§ Data records

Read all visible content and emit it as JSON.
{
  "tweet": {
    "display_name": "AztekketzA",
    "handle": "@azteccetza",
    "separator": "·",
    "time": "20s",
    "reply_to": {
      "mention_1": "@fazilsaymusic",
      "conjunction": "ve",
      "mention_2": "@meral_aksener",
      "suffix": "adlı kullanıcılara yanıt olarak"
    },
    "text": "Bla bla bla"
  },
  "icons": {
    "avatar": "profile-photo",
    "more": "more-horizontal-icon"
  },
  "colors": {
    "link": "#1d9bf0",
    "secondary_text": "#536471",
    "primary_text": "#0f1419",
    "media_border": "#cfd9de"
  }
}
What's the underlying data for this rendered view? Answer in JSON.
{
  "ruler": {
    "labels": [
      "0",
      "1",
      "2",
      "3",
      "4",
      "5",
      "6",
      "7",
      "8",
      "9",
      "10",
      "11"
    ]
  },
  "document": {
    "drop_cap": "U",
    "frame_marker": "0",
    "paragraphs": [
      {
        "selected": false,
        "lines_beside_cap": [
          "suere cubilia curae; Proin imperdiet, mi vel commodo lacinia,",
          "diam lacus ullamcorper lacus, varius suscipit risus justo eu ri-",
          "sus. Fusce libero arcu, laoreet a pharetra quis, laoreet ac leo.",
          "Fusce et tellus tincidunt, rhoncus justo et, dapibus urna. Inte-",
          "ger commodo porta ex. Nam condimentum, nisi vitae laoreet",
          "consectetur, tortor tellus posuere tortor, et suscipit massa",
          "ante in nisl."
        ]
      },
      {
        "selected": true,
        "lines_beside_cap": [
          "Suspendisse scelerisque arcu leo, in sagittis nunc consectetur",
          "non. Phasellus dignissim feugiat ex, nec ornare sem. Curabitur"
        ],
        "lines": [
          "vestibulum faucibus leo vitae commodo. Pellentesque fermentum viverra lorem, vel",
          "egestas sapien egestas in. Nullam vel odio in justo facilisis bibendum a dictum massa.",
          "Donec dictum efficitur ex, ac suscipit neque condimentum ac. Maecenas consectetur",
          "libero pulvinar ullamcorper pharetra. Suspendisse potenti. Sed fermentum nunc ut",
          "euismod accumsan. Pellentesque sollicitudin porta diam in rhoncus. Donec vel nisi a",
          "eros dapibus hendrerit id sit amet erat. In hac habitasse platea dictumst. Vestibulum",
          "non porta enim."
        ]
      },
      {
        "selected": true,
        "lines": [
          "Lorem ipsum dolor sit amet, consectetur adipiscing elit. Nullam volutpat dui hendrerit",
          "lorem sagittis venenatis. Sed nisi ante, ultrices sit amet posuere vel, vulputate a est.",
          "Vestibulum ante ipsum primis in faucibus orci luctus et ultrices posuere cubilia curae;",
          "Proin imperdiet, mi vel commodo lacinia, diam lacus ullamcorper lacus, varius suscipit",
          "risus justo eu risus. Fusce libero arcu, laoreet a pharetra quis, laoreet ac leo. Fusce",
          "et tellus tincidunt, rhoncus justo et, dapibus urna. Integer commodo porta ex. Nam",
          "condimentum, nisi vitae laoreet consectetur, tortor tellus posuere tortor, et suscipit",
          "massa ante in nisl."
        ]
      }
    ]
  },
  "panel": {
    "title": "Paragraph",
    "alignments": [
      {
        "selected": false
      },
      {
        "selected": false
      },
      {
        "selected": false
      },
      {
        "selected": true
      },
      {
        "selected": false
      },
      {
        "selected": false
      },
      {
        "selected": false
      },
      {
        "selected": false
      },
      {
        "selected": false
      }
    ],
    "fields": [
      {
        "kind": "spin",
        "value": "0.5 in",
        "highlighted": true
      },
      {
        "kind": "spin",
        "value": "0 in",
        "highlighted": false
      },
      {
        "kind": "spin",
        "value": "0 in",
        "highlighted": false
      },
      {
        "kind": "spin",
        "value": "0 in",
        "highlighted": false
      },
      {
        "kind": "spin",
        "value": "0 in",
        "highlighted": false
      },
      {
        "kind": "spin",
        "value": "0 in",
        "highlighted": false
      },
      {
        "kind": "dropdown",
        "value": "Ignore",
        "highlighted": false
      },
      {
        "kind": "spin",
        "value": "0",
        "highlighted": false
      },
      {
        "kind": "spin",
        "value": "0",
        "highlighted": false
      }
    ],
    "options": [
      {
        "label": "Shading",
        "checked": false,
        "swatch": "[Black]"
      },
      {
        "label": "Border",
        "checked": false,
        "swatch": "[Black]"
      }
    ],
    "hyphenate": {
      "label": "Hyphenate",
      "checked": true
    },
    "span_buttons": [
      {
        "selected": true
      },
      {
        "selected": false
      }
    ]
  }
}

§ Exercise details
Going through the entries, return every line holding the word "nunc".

§ Solution to the problem
          "Suspendisse scelerisque arcu leo, in sagittis nunc consectetur",
          "libero pulvinar ullamcorper pharetra. Suspendisse potenti. Sed fermentum nunc ut",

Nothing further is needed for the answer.